Part D covers prescription drugs and is offered by private companies. You can get Part D as a stand-alone private drug plan (known as a PDP) or as a part of a Medicare Advantage Plan with drug coverage (known as a MAPD). However, neither Medicare nor Medicare Advantage Plans cover prescription drug copayments or deductibles. As with Part B, the premium increases for people with higher incomes.

Medigap is supplemental insurance coverage offered by private companies that is designed to fill the gaps in expenses not covered by Medicare. Medigap covers Part A and Part B copayments, coinsurances and deductibles.

Depending on if you are employed or retired, there are different timelines for enrolling in Part A and Part B. However, once you are enrolled in Part A and Part B, there are several paths to getting enough coverage to address your long-term medical needs. If you just enroll in Part A and Part B, you would likely incur substantial out-of-pocket costs. To avoid this, you can enroll in Part A and Part B and supplement these benefits with Part D and/or Medigap coverages. Or if you have employer, retiree, or Veterans’ Administration (VA) medical benefits available to you, these programs can help defray costs. Or you can follow in the footsteps of 1/3 of Medicare beneficiaries and get your benefits through a Medicare Advantage Plan.

Estate Planning Essentials: The Advance Health Care Directive

If you are a Gen Xer or older, most likely you remember the highly publicized case of Terry Schiavo, a Florida woman in a persistent vegetative state who tragically became the center of a legal battle between her parents, who wanted to keep her alive, and her husband, who wanted her feeding tube removed because he said that would have been her wish. Since Schiavo did not have a living will, her case worked its way up through state and federal courts, eventually landing on the desk of President George W. Bush, and in the end it took seven years for her feeding tube to be removed.

I can’t think of a better example that illustrates the need for everyone to have explicit end-of-life care instructions, just in case. After all, it is your constitutional right to choose or refuse medical care, so why not exercise it? In California, the Advance Health Care Directive does just this, simply and unambiguously. This Advance Health Care Directive combines a living will and a power of attorney for health care, and following are descriptions of both parts of the document. (To be expected, each state uses slightly different terminology for these documents.)

Living Will: This document describes your health care wishes. The Living Will bears no relation to the traditional will or living trust used to leave property to your beneficiaries at death. It’s a document that lets you state what type of medical treatment you do or do not wish to receive if you are too ill or injured to direct your own care. (Among other things, you can use it to be sure that doctors do – or do not – “pull the plug.”)

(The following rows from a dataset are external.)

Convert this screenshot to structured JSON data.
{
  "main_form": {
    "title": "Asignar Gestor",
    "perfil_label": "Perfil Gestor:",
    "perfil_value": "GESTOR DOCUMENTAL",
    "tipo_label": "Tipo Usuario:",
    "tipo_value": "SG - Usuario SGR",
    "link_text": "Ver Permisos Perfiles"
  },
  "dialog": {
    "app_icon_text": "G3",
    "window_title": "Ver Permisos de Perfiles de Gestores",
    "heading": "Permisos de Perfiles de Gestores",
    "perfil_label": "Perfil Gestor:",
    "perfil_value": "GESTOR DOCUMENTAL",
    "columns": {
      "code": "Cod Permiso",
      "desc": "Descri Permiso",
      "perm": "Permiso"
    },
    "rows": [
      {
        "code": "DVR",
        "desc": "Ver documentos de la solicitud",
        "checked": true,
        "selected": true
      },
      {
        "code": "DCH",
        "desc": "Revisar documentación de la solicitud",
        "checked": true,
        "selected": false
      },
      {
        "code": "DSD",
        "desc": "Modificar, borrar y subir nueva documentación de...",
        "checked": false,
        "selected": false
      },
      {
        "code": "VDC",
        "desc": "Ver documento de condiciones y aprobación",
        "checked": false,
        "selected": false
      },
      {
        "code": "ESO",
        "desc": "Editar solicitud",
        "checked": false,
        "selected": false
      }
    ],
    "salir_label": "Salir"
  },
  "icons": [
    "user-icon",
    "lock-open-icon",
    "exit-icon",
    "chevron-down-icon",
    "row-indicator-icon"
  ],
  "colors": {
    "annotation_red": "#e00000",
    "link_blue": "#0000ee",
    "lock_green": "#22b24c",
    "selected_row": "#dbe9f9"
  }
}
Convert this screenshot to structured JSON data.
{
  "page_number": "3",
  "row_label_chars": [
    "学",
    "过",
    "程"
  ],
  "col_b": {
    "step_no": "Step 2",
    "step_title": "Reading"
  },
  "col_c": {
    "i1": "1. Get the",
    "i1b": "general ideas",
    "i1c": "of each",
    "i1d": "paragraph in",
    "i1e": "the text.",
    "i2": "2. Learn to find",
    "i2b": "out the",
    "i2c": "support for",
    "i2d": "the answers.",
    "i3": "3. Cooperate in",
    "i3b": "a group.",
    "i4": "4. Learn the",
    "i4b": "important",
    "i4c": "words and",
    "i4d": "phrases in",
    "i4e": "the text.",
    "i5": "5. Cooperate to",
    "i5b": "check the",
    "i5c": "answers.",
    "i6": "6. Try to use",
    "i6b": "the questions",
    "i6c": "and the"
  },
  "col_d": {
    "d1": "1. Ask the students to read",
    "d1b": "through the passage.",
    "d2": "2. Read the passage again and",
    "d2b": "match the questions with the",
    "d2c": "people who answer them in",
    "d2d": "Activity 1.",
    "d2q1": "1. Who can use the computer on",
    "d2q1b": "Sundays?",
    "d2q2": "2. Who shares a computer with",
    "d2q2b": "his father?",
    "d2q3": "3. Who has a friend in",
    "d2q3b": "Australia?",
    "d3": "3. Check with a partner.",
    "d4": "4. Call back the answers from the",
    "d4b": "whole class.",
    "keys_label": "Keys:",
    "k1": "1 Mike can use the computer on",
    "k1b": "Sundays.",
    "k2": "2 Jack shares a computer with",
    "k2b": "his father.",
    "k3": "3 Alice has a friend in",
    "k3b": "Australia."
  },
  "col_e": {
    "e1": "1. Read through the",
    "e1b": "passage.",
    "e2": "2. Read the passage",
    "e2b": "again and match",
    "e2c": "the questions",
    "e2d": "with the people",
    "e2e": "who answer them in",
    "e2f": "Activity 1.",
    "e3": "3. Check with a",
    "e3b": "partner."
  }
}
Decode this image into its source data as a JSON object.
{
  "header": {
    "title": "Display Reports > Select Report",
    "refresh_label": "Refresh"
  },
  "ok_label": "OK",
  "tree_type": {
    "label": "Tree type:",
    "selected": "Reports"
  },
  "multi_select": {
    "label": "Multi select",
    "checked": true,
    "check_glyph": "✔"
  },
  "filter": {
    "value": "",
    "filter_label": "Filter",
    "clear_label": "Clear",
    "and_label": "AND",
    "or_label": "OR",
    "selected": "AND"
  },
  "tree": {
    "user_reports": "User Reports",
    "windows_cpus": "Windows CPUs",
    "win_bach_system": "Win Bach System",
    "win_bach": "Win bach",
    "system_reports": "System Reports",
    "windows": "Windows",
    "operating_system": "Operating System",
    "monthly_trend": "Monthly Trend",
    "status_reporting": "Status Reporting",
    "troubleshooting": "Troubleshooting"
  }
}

Power of Attorney for Health Care: This document names someone to make healthcare decisions for you. The Power of Attorney for Healthcare, also known as a medical power of attorney, allows you to name a trusted person to make medical decisions for you if you are unable to communicate on your own. The person you name to make these decisions is usually called your agent or attorney-in-fact. You can give your agent the authority to oversee the wishes you’ve set out in your health care declaration, as well as the power to make other necessary decisions about health care matters.

Procrastinators take note and go-getters take a breather – it is a misconception that this is a costly and cumbersome process. You do not need an attorney to draft the Advance Health Care Directive for you as you can easily do it yourself. Conveniently, the Advance Health Care Directive provided by the State of California Department of Justice Office of the Attorney General is available on this website: https://oag.ca.gov/consumers/general/care#advance. Click on the link to “California Probate Code Sample Form.pdf”, download the pdf, and print. All you need to do is fill out the form, have it signed by two witnesses, and then keep it in your files. Needless to say, for most people this can be a significant accomplishment in estate planning, an oft-neglected subject.